Fibers are among the earliest forms of human expression; interestingly while the types of material that can be made into fibers has evolved over time, the basic structure and functionality, namely “what can a fiber and fabric” do, has not.

Traditionally, fibers were made of single materials and in very simple cylindrically symmetric geometries with internal length scales of macroscopic dimensions. In order to transform fibers into highly functional devices, three basic changes needed to happen: first, fibers had to be made of combinations of materials and not a single material; second, the fiber geometry and architecture had to be specifically designed; and finally, the features internal to the fiber had to be controlled at nanometer length scales.

We have introduced a new way of thinking about fiber materials which is enabled by a new material processing approach.


We begin our process with a selection of materials that have vastly different electronic and optical properties yet happen to all flow at a particular temperature (draw temperature). In fact, many of our fibers contain the materials that are in all electronic devices, namely metals, insulators and semiconductors.


We then assemble the materials into a macroscopic object which we call a preform; this object is a precise scaled-up version of the final fiber.


Finally, the preform is drawn into kilometers of functional fiber in a draw tower that consists of a furnace, a feed for the preform  and a pulling device that provides the tension for the fiber draw.

Inter- and Intra- Fiber Integration

To achieve higher levels of  sophistication, multiple devices can be integrated into a single fiber.


Narrow-band photo detecting fiber


Fabry-Pérot integrated piezoelectric fiber

Bayindir, Sorin, Abouraddy et al Nature 431, 826 (2004) OPN, Optics in 2004 December 2004

The incorporation of multiple fibers into large-area arrays introduce functionalities not inherent in the single fibers.

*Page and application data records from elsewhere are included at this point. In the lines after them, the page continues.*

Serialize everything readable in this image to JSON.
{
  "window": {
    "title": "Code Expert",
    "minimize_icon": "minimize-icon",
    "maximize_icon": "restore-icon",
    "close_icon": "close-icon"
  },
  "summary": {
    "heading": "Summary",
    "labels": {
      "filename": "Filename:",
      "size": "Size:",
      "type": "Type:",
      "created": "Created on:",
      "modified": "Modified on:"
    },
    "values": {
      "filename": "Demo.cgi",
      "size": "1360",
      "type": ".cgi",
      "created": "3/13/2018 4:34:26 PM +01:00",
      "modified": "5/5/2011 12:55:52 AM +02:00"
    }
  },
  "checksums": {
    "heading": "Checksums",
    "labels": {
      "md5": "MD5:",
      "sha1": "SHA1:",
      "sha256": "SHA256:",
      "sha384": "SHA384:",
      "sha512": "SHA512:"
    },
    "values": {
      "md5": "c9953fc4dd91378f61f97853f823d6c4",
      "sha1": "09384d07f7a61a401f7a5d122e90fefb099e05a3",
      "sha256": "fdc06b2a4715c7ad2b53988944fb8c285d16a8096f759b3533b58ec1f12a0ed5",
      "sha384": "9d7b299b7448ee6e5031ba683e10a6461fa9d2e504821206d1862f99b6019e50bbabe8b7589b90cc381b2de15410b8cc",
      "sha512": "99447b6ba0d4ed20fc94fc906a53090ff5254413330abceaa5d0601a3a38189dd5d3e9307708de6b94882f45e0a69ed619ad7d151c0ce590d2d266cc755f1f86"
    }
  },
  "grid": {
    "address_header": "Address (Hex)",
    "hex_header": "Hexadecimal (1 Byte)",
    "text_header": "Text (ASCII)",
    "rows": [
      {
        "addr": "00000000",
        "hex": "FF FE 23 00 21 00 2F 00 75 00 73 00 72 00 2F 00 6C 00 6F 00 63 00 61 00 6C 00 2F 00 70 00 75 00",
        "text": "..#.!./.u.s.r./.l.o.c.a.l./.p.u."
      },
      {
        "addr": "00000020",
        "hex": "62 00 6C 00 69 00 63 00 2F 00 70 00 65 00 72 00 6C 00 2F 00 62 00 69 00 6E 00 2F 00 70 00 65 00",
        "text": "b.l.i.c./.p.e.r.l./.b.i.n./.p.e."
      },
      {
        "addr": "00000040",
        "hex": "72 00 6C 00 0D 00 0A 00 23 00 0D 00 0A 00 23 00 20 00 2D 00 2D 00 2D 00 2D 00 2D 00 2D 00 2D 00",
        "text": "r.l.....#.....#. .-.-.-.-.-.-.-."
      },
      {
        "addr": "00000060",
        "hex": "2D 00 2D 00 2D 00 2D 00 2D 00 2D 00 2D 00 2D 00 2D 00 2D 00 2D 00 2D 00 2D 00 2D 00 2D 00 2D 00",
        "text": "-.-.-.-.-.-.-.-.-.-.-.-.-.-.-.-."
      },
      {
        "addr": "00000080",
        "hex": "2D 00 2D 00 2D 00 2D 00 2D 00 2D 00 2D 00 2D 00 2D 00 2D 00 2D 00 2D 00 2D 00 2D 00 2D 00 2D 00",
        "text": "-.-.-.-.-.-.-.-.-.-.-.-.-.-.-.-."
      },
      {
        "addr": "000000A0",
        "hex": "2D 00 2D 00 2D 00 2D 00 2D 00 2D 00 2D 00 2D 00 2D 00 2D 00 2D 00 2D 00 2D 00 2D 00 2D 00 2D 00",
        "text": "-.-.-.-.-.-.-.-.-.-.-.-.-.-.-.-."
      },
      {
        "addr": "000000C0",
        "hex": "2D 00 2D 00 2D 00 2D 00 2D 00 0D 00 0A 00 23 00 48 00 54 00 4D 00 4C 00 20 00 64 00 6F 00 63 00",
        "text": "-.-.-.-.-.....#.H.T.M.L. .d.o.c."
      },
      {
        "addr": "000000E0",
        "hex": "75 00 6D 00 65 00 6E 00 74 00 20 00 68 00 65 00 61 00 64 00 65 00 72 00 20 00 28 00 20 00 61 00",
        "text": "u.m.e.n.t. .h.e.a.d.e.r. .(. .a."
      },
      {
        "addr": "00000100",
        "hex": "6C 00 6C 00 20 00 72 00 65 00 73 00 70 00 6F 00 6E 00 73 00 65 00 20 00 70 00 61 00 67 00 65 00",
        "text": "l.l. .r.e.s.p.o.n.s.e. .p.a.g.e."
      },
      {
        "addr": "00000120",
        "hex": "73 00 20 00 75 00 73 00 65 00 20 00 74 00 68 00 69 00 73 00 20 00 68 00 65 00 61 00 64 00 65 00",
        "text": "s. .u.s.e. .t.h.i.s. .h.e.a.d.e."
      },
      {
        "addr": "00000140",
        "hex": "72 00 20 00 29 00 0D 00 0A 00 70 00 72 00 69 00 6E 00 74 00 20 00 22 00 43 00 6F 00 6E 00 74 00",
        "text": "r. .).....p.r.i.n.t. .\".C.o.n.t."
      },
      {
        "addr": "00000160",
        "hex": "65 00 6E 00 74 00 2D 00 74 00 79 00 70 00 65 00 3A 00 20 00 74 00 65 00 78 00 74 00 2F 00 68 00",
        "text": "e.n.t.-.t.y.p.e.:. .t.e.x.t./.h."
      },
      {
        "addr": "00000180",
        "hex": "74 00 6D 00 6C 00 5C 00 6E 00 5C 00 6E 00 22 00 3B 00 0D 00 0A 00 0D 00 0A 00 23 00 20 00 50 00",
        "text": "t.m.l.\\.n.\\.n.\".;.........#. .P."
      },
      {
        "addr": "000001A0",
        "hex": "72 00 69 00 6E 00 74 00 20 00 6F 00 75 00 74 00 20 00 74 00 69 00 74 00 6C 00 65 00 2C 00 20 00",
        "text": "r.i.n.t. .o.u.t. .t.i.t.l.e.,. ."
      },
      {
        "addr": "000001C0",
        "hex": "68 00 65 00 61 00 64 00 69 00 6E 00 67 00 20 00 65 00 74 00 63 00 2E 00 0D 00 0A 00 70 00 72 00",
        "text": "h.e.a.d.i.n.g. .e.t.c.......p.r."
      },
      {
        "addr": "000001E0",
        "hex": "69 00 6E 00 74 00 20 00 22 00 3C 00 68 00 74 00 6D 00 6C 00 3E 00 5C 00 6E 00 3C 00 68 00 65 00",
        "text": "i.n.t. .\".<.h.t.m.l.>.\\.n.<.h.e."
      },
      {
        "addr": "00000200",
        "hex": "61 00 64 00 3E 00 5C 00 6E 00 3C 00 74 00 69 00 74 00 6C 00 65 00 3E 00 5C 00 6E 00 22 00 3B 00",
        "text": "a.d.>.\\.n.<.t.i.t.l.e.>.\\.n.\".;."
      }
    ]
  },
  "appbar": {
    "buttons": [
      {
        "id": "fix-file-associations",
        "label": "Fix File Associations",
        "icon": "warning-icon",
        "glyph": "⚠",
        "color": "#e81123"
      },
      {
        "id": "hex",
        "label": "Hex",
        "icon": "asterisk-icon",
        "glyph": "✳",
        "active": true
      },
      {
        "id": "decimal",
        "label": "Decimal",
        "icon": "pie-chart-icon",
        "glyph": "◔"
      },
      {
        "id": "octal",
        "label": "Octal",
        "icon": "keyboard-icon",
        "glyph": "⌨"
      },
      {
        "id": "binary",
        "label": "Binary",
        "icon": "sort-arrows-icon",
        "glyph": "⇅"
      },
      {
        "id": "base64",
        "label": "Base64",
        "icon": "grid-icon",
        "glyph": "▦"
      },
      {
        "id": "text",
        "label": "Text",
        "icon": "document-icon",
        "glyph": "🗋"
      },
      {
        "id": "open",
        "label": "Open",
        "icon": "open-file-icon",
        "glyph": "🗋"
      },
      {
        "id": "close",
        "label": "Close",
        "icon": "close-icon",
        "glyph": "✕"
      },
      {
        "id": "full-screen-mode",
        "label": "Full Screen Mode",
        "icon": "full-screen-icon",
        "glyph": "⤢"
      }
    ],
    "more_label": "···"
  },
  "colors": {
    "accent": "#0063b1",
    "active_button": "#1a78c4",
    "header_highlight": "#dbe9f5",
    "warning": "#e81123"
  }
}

Lensless imaging

Abouraddy, Shapira et al Nature Materials, 5, 532 (2006) Sorin, Shapira et al Nano Letters, 9, 2630 (2009)